In last week’s analyst call, Amazon executives noted they were considering a price increase of up to 50% for their popular Amazon Prime subscription service. This paid “loyalty program” offers subscribers:
- Free two-day shipping on millions of items
- Unlimited instant streaming of 41,000 movies and TV episodes
- Over 350,000 Kindle titles to borrow for free
It’s been a hot news item in the popular press and in the retail industry, but is it a big deal?
The price elasticity of a Prime membership will be based on customers’ perceived value, of course. At $79/year this seems like a relatively simple decision for someone who buys a handful of times per year, uses Prime Instant Video and maybe borrows a few Kindle titles. The emotional arithmetic goes like this: 80 bucks divided by 12 months is just under 7 bucks per month seems like a good deal for free shipping and videos (BTW, nobody seems to talk about the Kindle book borrowing; I guess we don’t care about this one very much).

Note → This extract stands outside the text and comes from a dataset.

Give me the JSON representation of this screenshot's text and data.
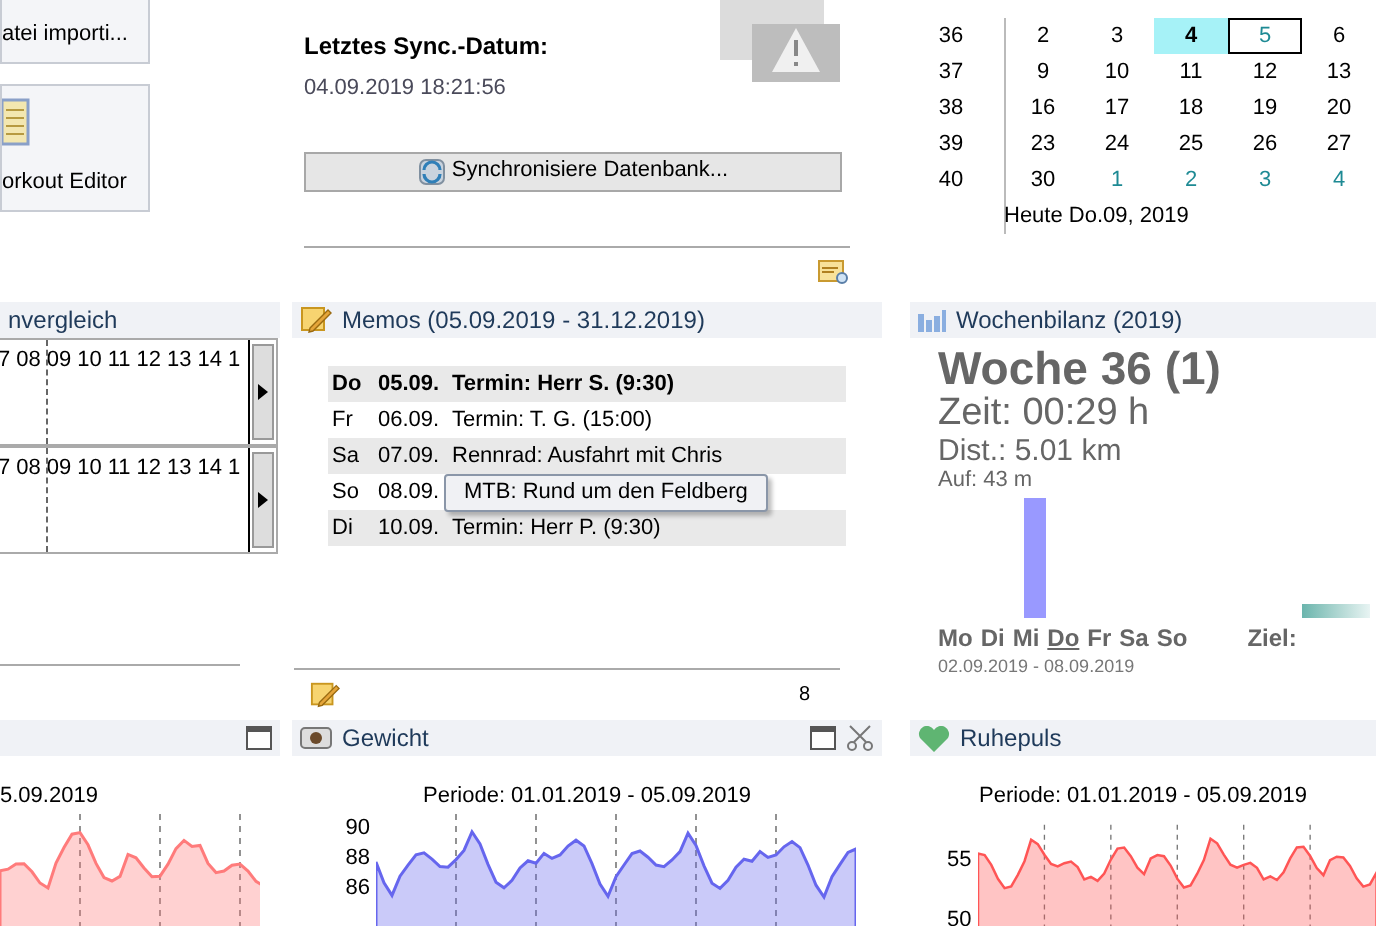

At around $7/mo, that’s less expensive than Netflix, so it’s a no-brainer if you’re a light-to-moderate viewer of streaming video. I believe if the price rises to exceed the monthly Netflix charge, people will reconsider. They may not leave Amazon, but they will pause to compare whether it’s still the good deal they were getting before a price hike.
I believe Amazon could soften the impact by letting all us subscribers know how much value we’re getting from our Prime subscriptions. At least, they could personalize and let those customers who are receiving “high value” know what a deal they’re getting:
- Your subscription costs $79/year
- You’ve received $68 in free shipping + 12 months of streaming video (compare to Netflix or Hulu Plus at $96/year) + 4 Kindle books borrowed for a savings of $54 (compared to their purchase price)
- Amazon Prime gave you $218 in value for just $79.
Reinforce that value-received message a few times and most folks won’t balk at a modest rate increase.
A few more recommendations for Amazon:
- Do a phased increase rather than a 50% rate hike overnight
- Test various rates to get an accurate measure of elasticity — easily done with all the customer behavioral data at Amazon’s disposal
- Test a monthly rate rather than an annual one to emphasize the value compared with Netflix and Hulu Plus (and to lower the perception of being “locked in” for a year)
- Consider personalized pricing based on the value customers are already receiving people who order frequently may find a higher price to be a good deal while infrequent buyers may be more sensitive to a rate hike
- Validate whether the payment of a Prime subscription increases customer propensity to buy from Amazon so they can maximize the value of the subscription fee — then weigh the elasticity risk against this increased purchase propensity. That calculus could help find the ideal sweet spot where Prime subscription cost balances perfectly with increased purchase volume.
See my comments and others from the RetailWire Brain Trust on RetailWire.com